This is true for everything I’ve ever done. I’ve had to just do it and learn along the way. I know the first class I ever taught was not perfect, but I had to keep teaching and learn from my mistakes before I became he kind of teacher that people told each other about. My first class had two people in it. It took several months to build it up to an adequate amount. To tell you the truth, I was fired from my very first job teaching yoga because I wasn’t a very good teacher. It took me a long time to gain the kind of experience that taught me to excel. Now my yoga classes are packed. But I had to start somewhere. Shoot, I had to get out of the house after having a baby and start taking yoga again.

Everything is a great act of courage and I want to encourage everyone to be brave. That doesn’t mean you’re not scared. That means,  you do it anyway. Deep down inside our timid, insecure selves is something very special that we have to let out. We have to give the world our knowledge, our special way of being. Imagine if I let my fear of starting a new career path stop me fifteen years ago? I could have taken the safe, unchallenged path. Imagine if my teachers did the same thing, and all our teachers before them? We owe it to the world to go out in spite of our fear, even if we’re not perfect.

So what do you have to lose? You can always go back to what you were doing before. Nothing is guaranteed, but if you feel a pull towards a certain path, do it. If you’ve been looking to try out yoga or dance or fitness or martial arts, try it. You’ll be the beginner. That’s scary but its also exciting. It means there’s so much for you to learn. It may just change your life completely.
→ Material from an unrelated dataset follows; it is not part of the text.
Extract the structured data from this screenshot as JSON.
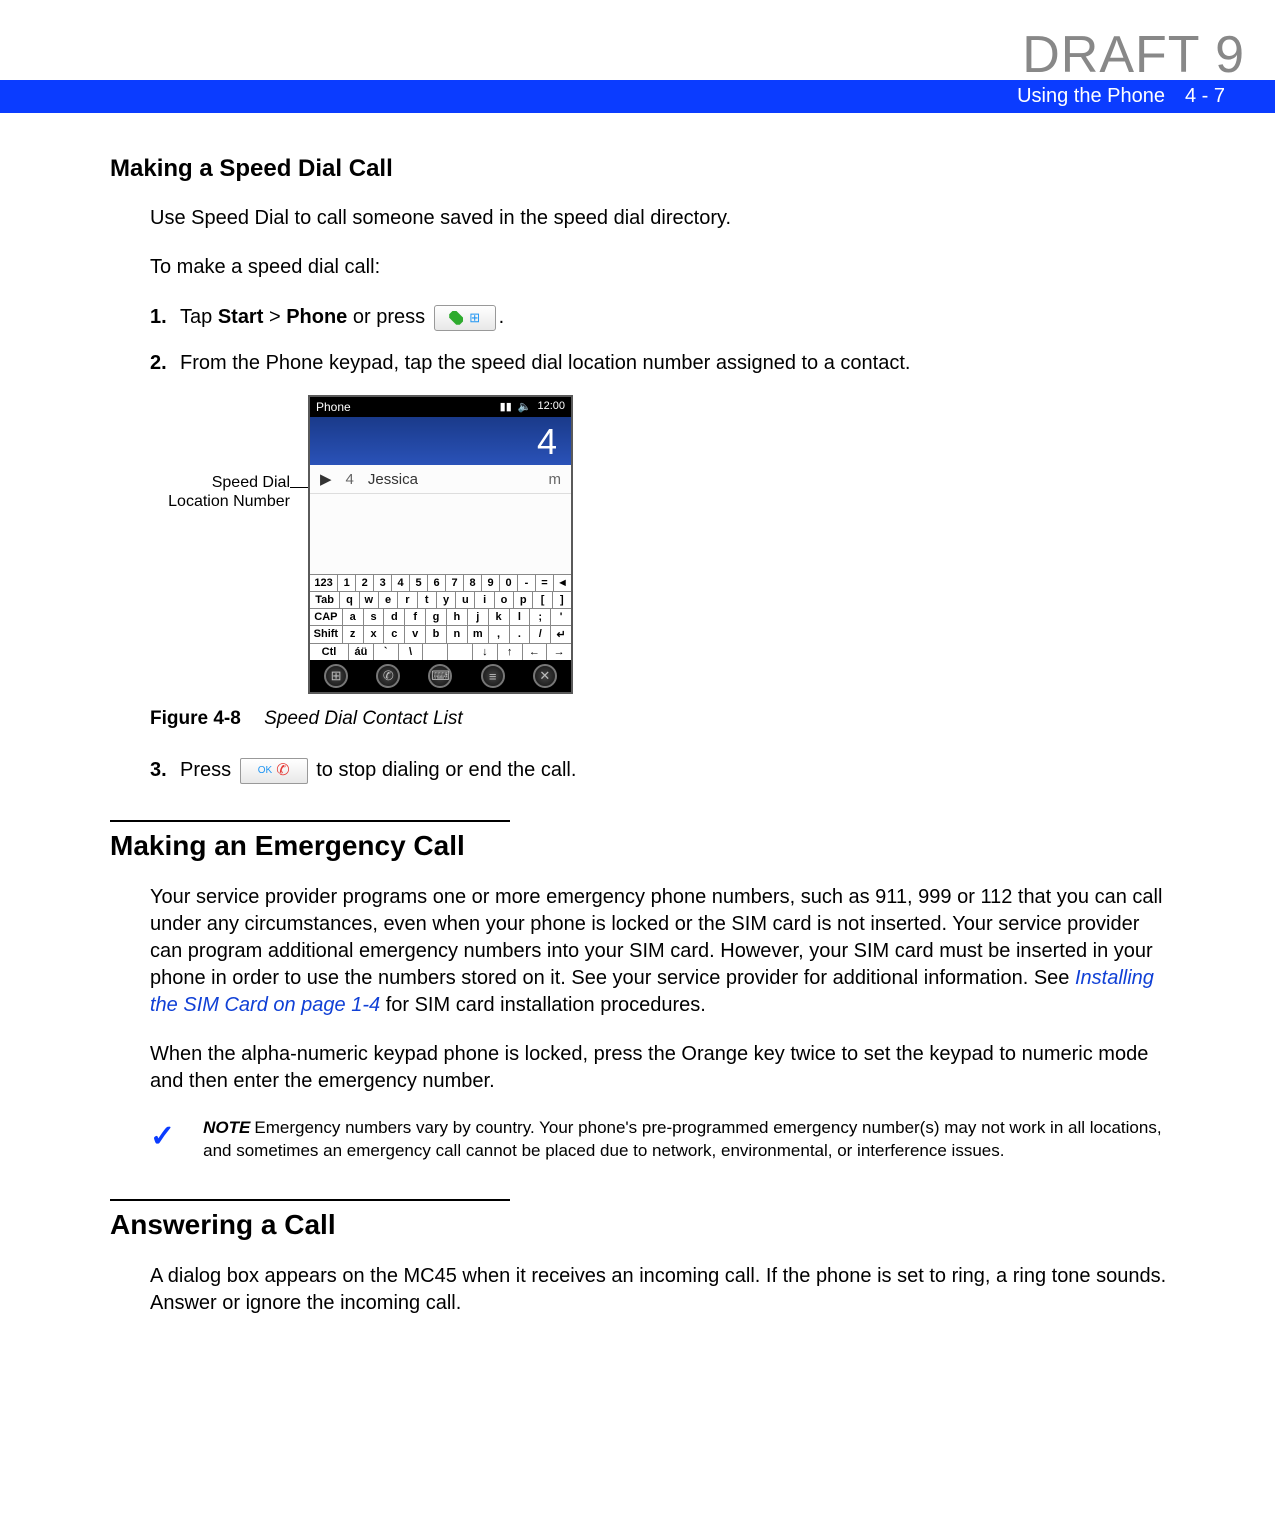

There are so many quotes about courage, but instead, I’d like to share a poem I found which I wrote when I was a teenager. Every once in a while, my father would take me to the sand dune to train for the cross country team. It was the hardest workout but when I reached the top, I took in the most awesome view of the ocean horizon.

A Hill of Sand

A hill of sand dared I to climb

With sinking foot, fast beating heart.

I’d slip and trip from time to time,

Yet from that slide would never part

I claimed I’d make it if I cared

With fortitude, moved on, stopped not.

Without a doubt and not a care

Could falter me to take my shot

I climbed through wind, through dust, harsh heat.

I looked back not, there wasn’t time,

Ignored my thirst, my aching feet,

Seeing the peak of that hill shine.

Then reaching it, though breathing hard,

I turned about in awe to view

The past I left behind so far,

And all below who never knew,

Knew that their necks needed to strain

So hard to mark that I so high

With oh so much there climbed and gained

Few followed me, most stayed behind,

For some preferred to walk a path

Unlike a hill but flat and dull.

Others preferred a hill of grass,

No sinking feet to lift and haul,

Then some would have a hill less steep

Where movement was in simple ease,

While others never reached their peak,

Like those who never would be pleased,

But I atop my sandy hill

Beheld great freights, broad rocks and trees,

And views those cowards never will.

For this steep hill was made for me.

–By a 16 year old Rhea Morales

 

For a related article about the new science of stress and why its actually good for you, check out this link:

Great News About Stress

Photo credit:
Photo by Jeremy Lapak on Unsplash